I did feel, though, that I was being talked about rather than talked to.  The first speaker of the day showed a video that was basically infographic after infographic on how people are accessing information now compared to several years ago, and the ages of people accessing it.  I got really excited, thinking, “that’s me!  That’s the way I do things!  Everyone here is excited to be part of this, too!”  The first thing he said after he showed this video was: “Frightening.”  Library directors applauded the technical services staff (old school term: “catalogers”) there for generally being the “most forward-thinking, adaptive” people in the library, and yet everyone was still repeatedly scolded for not anticipating the needs of a “born digital” generation.  Librarians, who tend to deem themselves “nerds,” were encouraged to work closely with – and hire more of – the “geeks.”  Which is great, and they can’t go wrong following that kind of advice.  But what about me, basically born with an Apple in my mouth, a freakish kind of nerd/geek hybrid?  I feel too young and inexperienced to be spoken to or taken seriously (which is partially my insecurity, partially the field, which seems to have very little faith in the abilities of LIS students/recent grads to participate in any real change), but also that I have valuable insight I can’t seem to give away.  So mostly I just tweet about it and wish I could figure out how to get to where the ideas are.

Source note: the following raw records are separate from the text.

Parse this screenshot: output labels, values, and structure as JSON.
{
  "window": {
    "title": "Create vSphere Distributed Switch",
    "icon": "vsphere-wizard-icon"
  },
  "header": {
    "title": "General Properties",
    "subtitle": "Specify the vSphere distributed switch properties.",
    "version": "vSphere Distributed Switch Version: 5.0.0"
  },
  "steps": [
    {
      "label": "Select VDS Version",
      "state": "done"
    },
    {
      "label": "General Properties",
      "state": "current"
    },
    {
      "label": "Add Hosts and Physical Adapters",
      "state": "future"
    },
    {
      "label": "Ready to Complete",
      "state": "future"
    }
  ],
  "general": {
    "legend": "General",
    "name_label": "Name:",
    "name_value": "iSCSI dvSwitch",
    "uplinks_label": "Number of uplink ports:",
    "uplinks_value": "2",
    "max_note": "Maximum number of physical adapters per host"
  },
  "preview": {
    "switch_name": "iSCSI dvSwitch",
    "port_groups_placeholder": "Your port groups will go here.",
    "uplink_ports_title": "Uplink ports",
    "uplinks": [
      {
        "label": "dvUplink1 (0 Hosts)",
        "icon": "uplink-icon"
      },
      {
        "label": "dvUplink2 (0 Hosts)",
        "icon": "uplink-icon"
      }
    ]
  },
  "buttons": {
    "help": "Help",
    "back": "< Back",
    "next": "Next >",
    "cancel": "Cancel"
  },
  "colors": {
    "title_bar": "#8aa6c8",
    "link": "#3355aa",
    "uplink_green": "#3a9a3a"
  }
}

Old-school card catalog. Now we use the internet and these go in peoples' living rooms (like ours!)

And now for the embarrassing moments:

  1. My coworker told me that the conference would be full of “300-pound women and 94-pound men,” and that “no one would notice if I came in my pajamas.”  So I wore jeans and a plaid shirt.  I would say the majority of people were women of average size in professional dress – one or two people in jeans, one other girl in a plaid shirt.  Geeky guys, but no kilts, which, having worked for Apple, was really weird for me.  Then again, my nametag labelled me an LIS student, so no one took me seriously anyway!
  2. I went out to get my coworker – who doesn’t walk too well – a cup of tea before the after-lunch speakers.  I came back in while they were presenting an award, and as I was making my way back to my seat with the tea, everyone clapped and looked at me, all “Whoa, that girl in the plaid is getting an award!  Was I wrong about her!”  Then I sat down, with my tea, and the real lady – a 300-pound woman in pajamas – went up on stage to accept it.